======== Supplied entries ========

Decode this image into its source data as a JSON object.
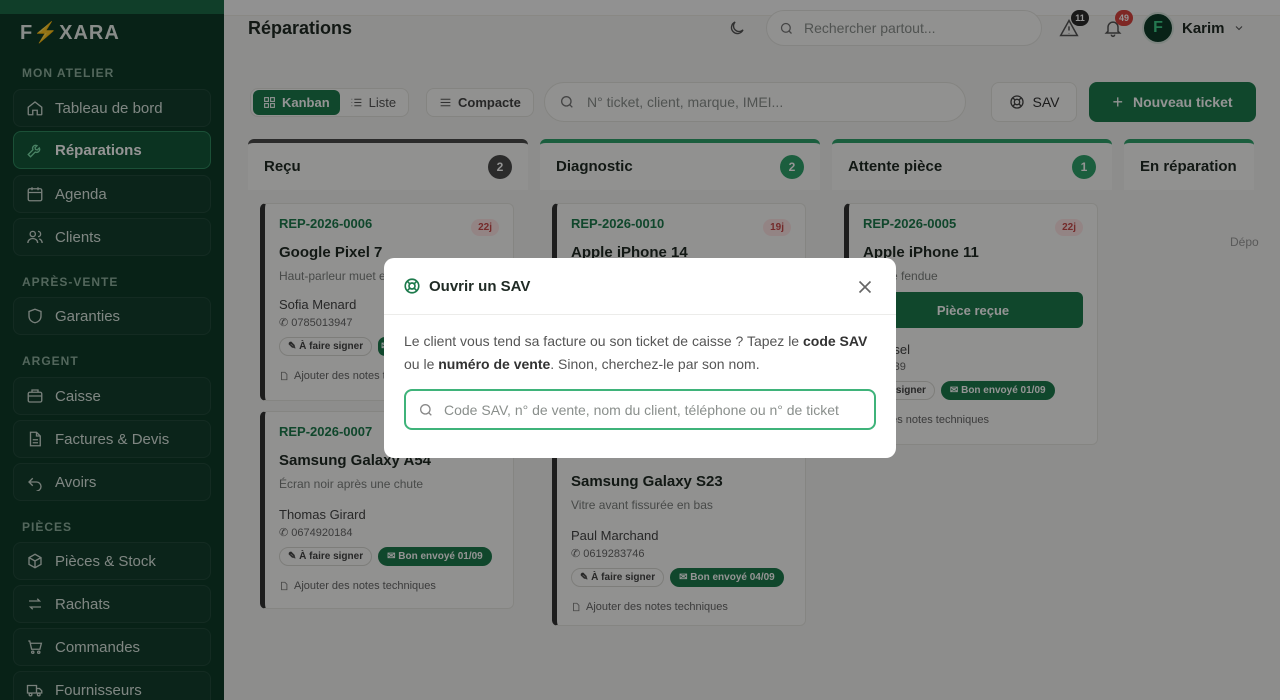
{
  "sidebar": {
    "logo": "F⚡XARA",
    "sections": [
      "MON ATELIER",
      "APRÈS-VENTE",
      "ARGENT",
      "PIÈCES"
    ],
    "items": [
      "Tableau de bord",
      "Réparations",
      "Agenda",
      "Clients",
      "Garanties",
      "Caisse",
      "Factures & Devis",
      "Avoirs",
      "Pièces & Stock",
      "Rachats",
      "Commandes",
      "Fournisseurs"
    ]
  },
  "header": {
    "title": "Réparations",
    "search_placeholder": "Rechercher partout...",
    "alerts_count": "11",
    "notif_count": "49",
    "user_initial": "F",
    "user_name": "Karim"
  },
  "toolbar": {
    "kanban": "Kanban",
    "liste": "Liste",
    "compacte": "Compacte",
    "filter_placeholder": "N° ticket, client, marque, IMEI...",
    "sav": "SAV",
    "new_ticket": "Nouveau ticket"
  },
  "columns": [
    {
      "title": "Reçu",
      "count": "2",
      "color": "#4a4a4a"
    },
    {
      "title": "Diagnostic",
      "count": "2",
      "color": "#2fa36b"
    },
    {
      "title": "Attente pièce",
      "count": "1",
      "color": "#2fa36b"
    },
    {
      "title": "En réparation",
      "count": "",
      "color": "#2fa36b"
    }
  ],
  "cards": {
    "c1": {
      "ref": "REP-2026-0006",
      "age": "22j",
      "device": "Google Pixel 7",
      "issue": "Haut-parleur muet e",
      "client": "Sofia Menard",
      "phone": "0785013947",
      "tag1": "À faire signer",
      "notes": "Ajouter des notes t"
    },
    "c2": {
      "ref": "REP-2026-0007",
      "device": "Samsung Galaxy A54",
      "issue": "Écran noir après une chute",
      "client": "Thomas Girard",
      "phone": "0674920184",
      "tag1": "À faire signer",
      "tag2": "Bon envoyé 01/09",
      "notes": "Ajouter des notes techniques"
    },
    "c3": {
      "ref": "REP-2026-0010",
      "age": "19j",
      "device": "Apple iPhone 14"
    },
    "c4": {
      "device": "Samsung Galaxy S23",
      "issue": "Vitre avant fissurée en bas",
      "client": "Paul Marchand",
      "phone": "0619283746",
      "tag1": "À faire signer",
      "tag2": "Bon envoyé 04/09",
      "notes": "Ajouter des notes techniques"
    },
    "c5": {
      "ref": "REP-2026-0005",
      "age": "22j",
      "device": "Apple iPhone 11",
      "issue": "arrière fendue",
      "action": "Pièce reçue",
      "client": "Roussel",
      "phone": "8471039",
      "tag1": "faire signer",
      "tag2": "Bon envoyé 01/09",
      "notes": "uter des notes techniques"
    }
  },
  "empty_col_text": "Dépo",
  "modal": {
    "title": "Ouvrir un SAV",
    "text_1": "Le client vous tend sa facture ou son ticket de caisse ? Tapez le ",
    "bold_1": "code SAV",
    "text_2": " ou le ",
    "bold_2": "numéro de vente",
    "text_3": ". Sinon, cherchez-le par son nom.",
    "input_placeholder": "Code SAV, n° de vente, nom du client, téléphone ou n° de ticket"
  }
}
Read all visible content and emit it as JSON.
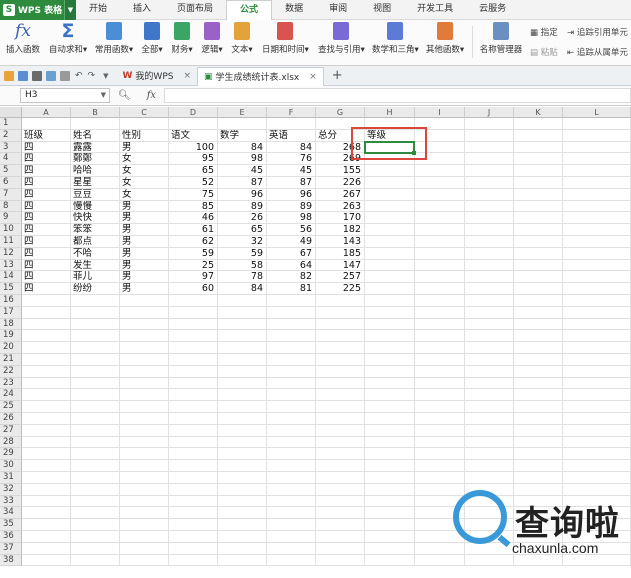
{
  "app": {
    "name": "WPS 表格"
  },
  "menu_tabs": [
    "开始",
    "插入",
    "页面布局",
    "公式",
    "数据",
    "审阅",
    "视图",
    "开发工具",
    "云服务"
  ],
  "active_menu_tab": "公式",
  "ribbon": {
    "insert_function": "插入函数",
    "autosum": "自动求和",
    "common_functions": "常用函数",
    "all": "全部",
    "finance": "财务",
    "logic": "逻辑",
    "text": "文本",
    "datetime": "日期和时间",
    "lookup": "查找与引用",
    "math": "数学和三角",
    "other": "其他函数",
    "name_manager": "名称管理器",
    "specify": "指定",
    "paste": "粘贴",
    "trace_precedents": "追踪引用单元",
    "trace_dependents": "追踪从属单元"
  },
  "tabs": {
    "my_wps": "我的WPS",
    "document": "学生成绩统计表.xlsx",
    "add": "+"
  },
  "formula_bar": {
    "name_box": "H3",
    "fx": "fx",
    "zoom_icon": "magnifier-icon",
    "value": ""
  },
  "grid": {
    "columns": [
      "A",
      "B",
      "C",
      "D",
      "E",
      "F",
      "G",
      "H",
      "I",
      "J",
      "K",
      "L"
    ],
    "rows": [
      [
        "班级",
        "姓名",
        "性别",
        "语文",
        "数学",
        "英语",
        "总分",
        "等级"
      ],
      [
        "四",
        "露露",
        "男",
        "100",
        "84",
        "84",
        "268",
        ""
      ],
      [
        "四",
        "鄭鄭",
        "女",
        "95",
        "98",
        "76",
        "269",
        ""
      ],
      [
        "四",
        "哈哈",
        "女",
        "65",
        "45",
        "45",
        "155",
        ""
      ],
      [
        "四",
        "星星",
        "女",
        "52",
        "87",
        "87",
        "226",
        ""
      ],
      [
        "四",
        "豆豆",
        "女",
        "75",
        "96",
        "96",
        "267",
        ""
      ],
      [
        "四",
        "慢慢",
        "男",
        "85",
        "89",
        "89",
        "263",
        ""
      ],
      [
        "四",
        "快快",
        "男",
        "46",
        "26",
        "98",
        "170",
        ""
      ],
      [
        "四",
        "笨笨",
        "男",
        "61",
        "65",
        "56",
        "182",
        ""
      ],
      [
        "四",
        "都点",
        "男",
        "62",
        "32",
        "49",
        "143",
        ""
      ],
      [
        "四",
        "不哈",
        "男",
        "59",
        "59",
        "67",
        "185",
        ""
      ],
      [
        "四",
        "发生",
        "男",
        "25",
        "58",
        "64",
        "147",
        ""
      ],
      [
        "四",
        "菲儿",
        "男",
        "97",
        "78",
        "82",
        "257",
        ""
      ],
      [
        "四",
        "纷纷",
        "男",
        "60",
        "84",
        "81",
        "225",
        ""
      ]
    ],
    "row_numbers": [
      "1",
      "2",
      "3",
      "4",
      "5",
      "6",
      "7",
      "8",
      "9",
      "10",
      "11",
      "12",
      "13",
      "14",
      "15",
      "16",
      "17",
      "18",
      "19",
      "20",
      "21",
      "22",
      "23",
      "24",
      "25",
      "26",
      "27",
      "28",
      "29",
      "30",
      "31",
      "32",
      "33",
      "34",
      "35",
      "36",
      "37",
      "38"
    ]
  },
  "watermark": {
    "title": "查询啦",
    "url": "chaxunla.com"
  },
  "colors": {
    "accent": "#2e8b3e",
    "highlight": "#d9473f",
    "watermark": "#3a9ad9"
  }
}
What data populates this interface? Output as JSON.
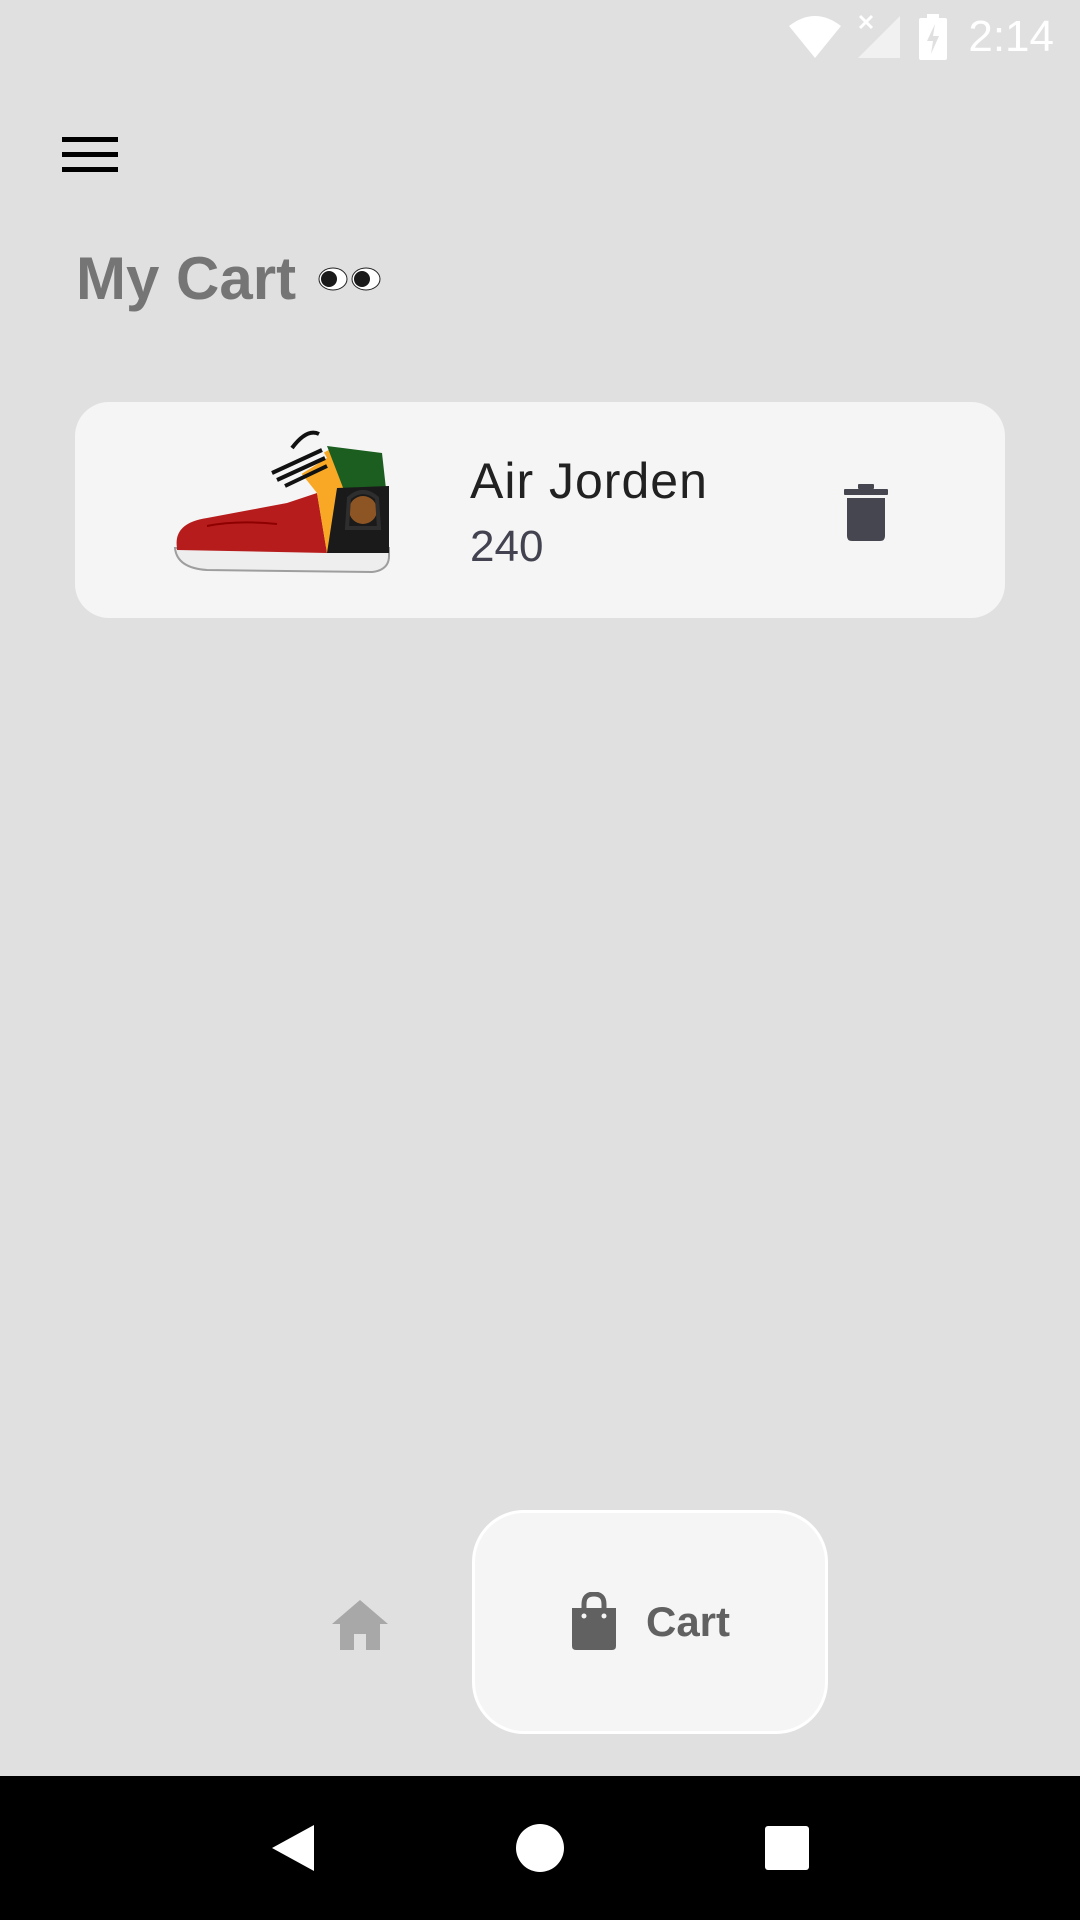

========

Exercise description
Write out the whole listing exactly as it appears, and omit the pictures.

Answer section
Decode this image into its source data as a JSON object.
{
  "sidebar": {
    "logo": "F⚡XARA",
    "sections": [
      "MON ATELIER",
      "APRÈS-VENTE",
      "ARGENT",
      "PIÈCES"
    ],
    "items": [
      "Tableau de bord",
      "Réparations",
      "Agenda",
      "Clients",
      "Garanties",
      "Caisse",
      "Factures & Devis",
      "Avoirs",
      "Pièces & Stock",
      "Rachats",
      "Commandes",
      "Fournisseurs"
    ]
  },
  "header": {
    "title": "Réparations",
    "search_placeholder": "Rechercher partout...",
    "alerts_count": "11",
    "notif_count": "49",
    "user_initial": "F",
    "user_name": "Karim"
  },
  "toolbar": {
    "kanban": "Kanban",
    "liste": "Liste",
    "compacte": "Compacte",
    "filter_placeholder": "N° ticket, client, marque, IMEI...",
    "sav": "SAV",
    "new_ticket": "Nouveau ticket"
  },
  "columns": [
    {
      "title": "Reçu",
      "count": "2",
      "color": "#4a4a4a"
    },
    {
      "title": "Diagnostic",
      "count": "2",
      "color": "#2fa36b"
    },
    {
      "title": "Attente pièce",
      "count": "1",
      "color": "#2fa36b"
    },
    {
      "title": "En réparation",
      "count": "",
      "color": "#2fa36b"
    }
  ],
  "cards": {
    "c1": {
      "ref": "REP-2026-0006",
      "age": "22j",
      "device": "Google Pixel 7",
      "issue": "Haut-parleur muet e",
      "client": "Sofia Menard",
      "phone": "0785013947",
      "tag1": "À faire signer",
      "notes": "Ajouter des notes t"
    },
    "c2": {
      "ref": "REP-2026-0007",
      "device": "Samsung Galaxy A54",
      "issue": "Écran noir après une chute",
      "client": "Thomas Girard",
      "phone": "0674920184",
      "tag1": "À faire signer",
      "tag2": "Bon envoyé 01/09",
      "notes": "Ajouter des notes techniques"
    },
    "c3": {
      "ref": "REP-2026-0010",
      "age": "19j",
      "device": "Apple iPhone 14"
    },
    "c4": {
      "device": "Samsung Galaxy S23",
      "issue": "Vitre avant fissurée en bas",
      "client": "Paul Marchand",
      "phone": "0619283746",
      "tag1": "À faire signer",
      "tag2": "Bon envoyé 04/09",
      "notes": "Ajouter des notes techniques"
    },
    "c5": {
      "ref": "REP-2026-0005",
      "age": "22j",
      "device": "Apple iPhone 11",
      "issue": "arrière fendue",
      "action": "Pièce reçue",
      "client": "Roussel",
      "phone": "8471039",
      "tag1": "faire signer",
      "tag2": "Bon envoyé 01/09",
      "notes": "uter des notes techniques"
    }
  },
  "empty_col_text": "Dépo",
  "modal": {
    "title": "Ouvrir un SAV",
    "text_1": "Le client vous tend sa facture ou son ticket de caisse ? Tapez le ",
    "bold_1": "code SAV",
    "text_2": " ou le ",
    "bold_2": "numéro de vente",
    "text_3": ". Sinon, cherchez-le par son nom.",
    "input_placeholder": "Code SAV, n° de vente, nom du client, téléphone ou n° de ticket"
  }
}
Read all visible content and emit it as JSON.
{
  "app": {
    "name": "WPS 表格"
  },
  "menu_tabs": [
    "开始",
    "插入",
    "页面布局",
    "公式",
    "数据",
    "审阅",
    "视图",
    "开发工具",
    "云服务"
  ],
  "active_menu_tab": "公式",
  "ribbon": {
    "insert_function": "插入函数",
    "autosum": "自动求和",
    "common_functions": "常用函数",
    "all": "全部",
    "finance": "财务",
    "logic": "逻辑",
    "text": "文本",
    "datetime": "日期和时间",
    "lookup": "查找与引用",
    "math": "数学和三角",
    "other": "其他函数",
    "name_manager": "名称管理器",
    "specify": "指定",
    "paste": "粘贴",
    "trace_precedents": "追踪引用单元",
    "trace_dependents": "追踪从属单元"
  },
  "tabs": {
    "my_wps": "我的WPS",
    "document": "学生成绩统计表.xlsx",
    "add": "+"
  },
  "formula_bar": {
    "name_box": "H3",
    "fx": "fx",
    "zoom_icon": "magnifier-icon",
    "value": ""
  },
  "grid": {
    "columns": [
      "A",
      "B",
      "C",
      "D",
      "E",
      "F",
      "G",
      "H",
      "I",
      "J",
      "K",
      "L"
    ],
    "rows": [
      [
        "班级",
        "姓名",
        "性别",
        "语文",
        "数学",
        "英语",
        "总分",
        "等级"
      ],
      [
        "四",
        "露露",
        "男",
        "100",
        "84",
        "84",
        "268",
        ""
      ],
      [
        "四",
        "鄭鄭",
        "女",
        "95",
        "98",
        "76",
        "269",
        ""
      ],
      [
        "四",
        "哈哈",
        "女",
        "65",
        "45",
        "45",
        "155",
        ""
      ],
      [
        "四",
        "星星",
        "女",
        "52",
        "87",
        "87",
        "226",
        ""
      ],
      [
        "四",
        "豆豆",
        "女",
        "75",
        "96",
        "96",
        "267",
        ""
      ],
      [
        "四",
        "慢慢",
        "男",
        "85",
        "89",
        "89",
        "263",
        ""
      ],
      [
        "四",
        "快快",
        "男",
        "46",
        "26",
        "98",
        "170",
        ""
      ],
      [
        "四",
        "笨笨",
        "男",
        "61",
        "65",
        "56",
        "182",
        ""
      ],
      [
        "四",
        "都点",
        "男",
        "62",
        "32",
        "49",
        "143",
        ""
      ],
      [
        "四",
        "不哈",
        "男",
        "59",
        "59",
        "67",
        "185",
        ""
      ],
      [
        "四",
        "发生",
        "男",
        "25",
        "58",
        "64",
        "147",
        ""
      ],
      [
        "四",
        "菲儿",
        "男",
        "97",
        "78",
        "82",
        "257",
        ""
      ],
      [
        "四",
        "纷纷",
        "男",
        "60",
        "84",
        "81",
        "225",
        ""
      ]
    ],
    "row_numbers": [
      "1",
      "2",
      "3",
      "4",
      "5",
      "6",
      "7",
      "8",
      "9",
      "10",
      "11",
      "12",
      "13",
      "14",
      "15",
      "16",
      "17",
      "18",
      "19",
      "20",
      "21",
      "22",
      "23",
      "24",
      "25",
      "26",
      "27",
      "28",
      "29",
      "30",
      "31",
      "32",
      "33",
      "34",
      "35",
      "36",
      "37",
      "38"
    ]
  },
  "watermark": {
    "title": "查询啦",
    "url": "chaxunla.com"
  },
  "colors": {
    "accent": "#2e8b3e",
    "highlight": "#d9473f",
    "watermark": "#3a9ad9"
  }
}
What data populates this interface? Output as JSON.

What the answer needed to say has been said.